Mohandas Karamchand Gandhi was born in 1869 in a Hindu family in Gujarat, India. He left for London at the age of 18 to study law and later returned to India. In 1893, he moved to South Africa to work as a lawyer and lived there for over 20 years. He is usually referred to as Mahatma Gandhi. “Mahatma,” while often mistaken for Gandhi’s given name, is in fact an honorific title meaning “venerable.”
Gandhi was the leader of the Indian independence movement against British rule. In India, he is considered the “Father of the Nation,” an honorific title showing his great contribution in establishing India as a free country. He has also gained a great international reputation for his activism, charity, and teachings. He is especially admired for his ideas on non-violence.
Gandhi has collaborated extensively with the Muslim community in India, advocating for unity between Hindus and Muslims. However, his vision was challenged by Muslim nationalists who advocated for separation from India and the formation of Pakistan as an independent Muslim state.

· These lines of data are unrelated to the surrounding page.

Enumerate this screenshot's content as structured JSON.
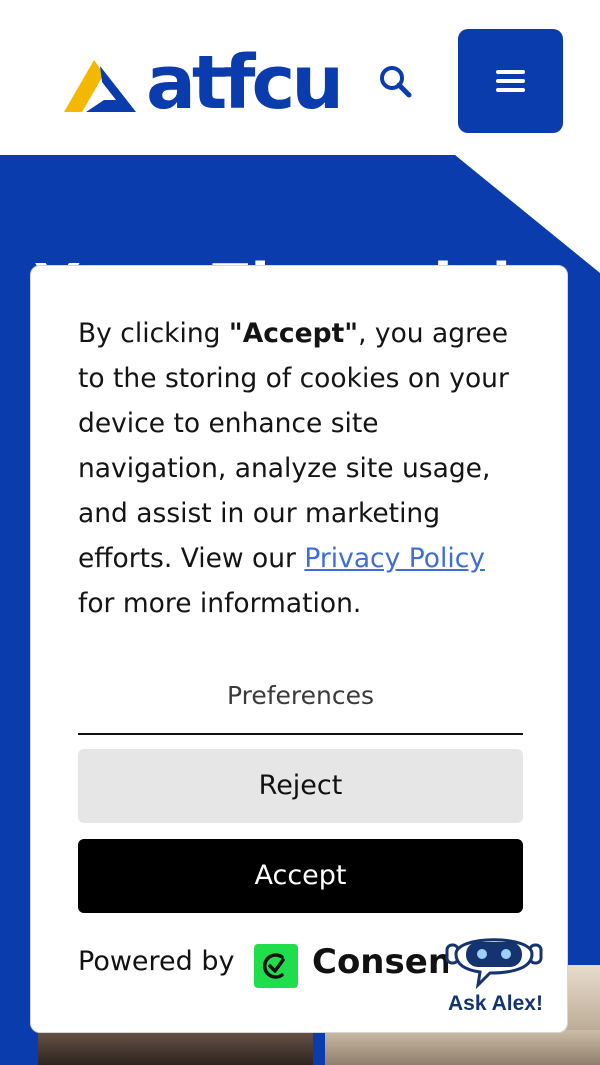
{
  "brand": {
    "name": "atfcu",
    "primary_color": "#0a3cad",
    "accent_color": "#f5b800"
  },
  "header": {
    "search_icon": "search-icon",
    "menu_icon": "hamburger-menu-icon"
  },
  "hero": {
    "title": "Your Financial"
  },
  "cookie_banner": {
    "text_before": "By clicking ",
    "text_bold": "\"Accept\"",
    "text_mid": ", you agree to the storing of cookies on your device to enhance site navigation, analyze site usage, and assist in our marketing efforts. View our ",
    "privacy_link": "Privacy Policy",
    "text_after": " for more information.",
    "preferences_label": "Preferences",
    "reject_label": "Reject",
    "accept_label": "Accept",
    "powered_by_label": "Powered by",
    "provider_name": "Consent",
    "provider_color": "#1fdd4b"
  },
  "chatbot": {
    "label": "Ask Alex!",
    "icon": "robot-icon"
  }
}
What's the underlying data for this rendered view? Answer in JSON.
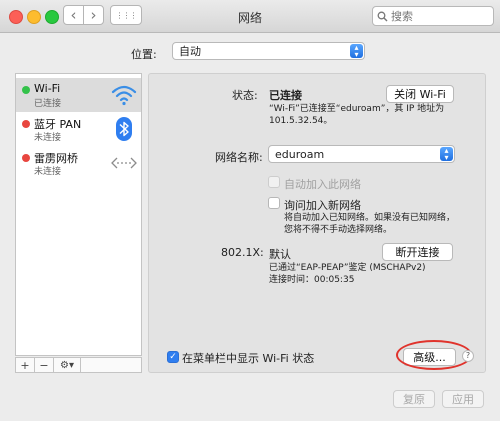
{
  "window": {
    "title": "网络"
  },
  "toolbar": {
    "back_glyph": "‹",
    "forward_glyph": "›",
    "grid_glyph": "⋮⋮⋮"
  },
  "search": {
    "placeholder": "搜索"
  },
  "location": {
    "label": "位置:",
    "value": "自动"
  },
  "sidebar": {
    "items": [
      {
        "name": "Wi-Fi",
        "status": "已连接",
        "status_color": "#33c24a",
        "icon": "wifi-icon",
        "selected": true
      },
      {
        "name": "蓝牙 PAN",
        "status": "未连接",
        "status_color": "#e8463f",
        "icon": "bluetooth-icon",
        "selected": false
      },
      {
        "name": "雷雳网桥",
        "status": "未连接",
        "status_color": "#e8463f",
        "icon": "thunderbolt-bridge-icon",
        "selected": false
      }
    ],
    "footer": {
      "add": "+",
      "remove": "−",
      "action": "⚙▾"
    }
  },
  "detail": {
    "status_label": "状态:",
    "status_value": "已连接",
    "turn_off_button": "关闭 Wi-Fi",
    "status_desc": "“Wi-Fi”已连接至“eduroam”，其 IP 地址为 101.5.32.54。",
    "network_name_label": "网络名称:",
    "network_name_value": "eduroam",
    "auto_join_label": "自动加入此网络",
    "ask_join_label": "询问加入新网络",
    "ask_join_desc": "将自动加入已知网络。如果没有已知网络，您将不得不手动选择网络。",
    "dot1x_label": "802.1X:",
    "dot1x_value": "默认",
    "disconnect_button": "断开连接",
    "dot1x_desc_1": "已通过“EAP-PEAP”鉴定 (MSCHAPv2)",
    "dot1x_desc_2": "连接时间：00:05:35",
    "show_menu_label": "在菜单栏中显示 Wi-Fi 状态",
    "advanced_button": "高级...",
    "help_glyph": "?"
  },
  "footer": {
    "revert_button": "复原",
    "apply_button": "应用"
  },
  "colors": {
    "accent": "#2f7ef0",
    "annotation": "#e0332c"
  }
}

Activism in South Africa
Due to the discrimination he faced in South Africa because of his Indian origin...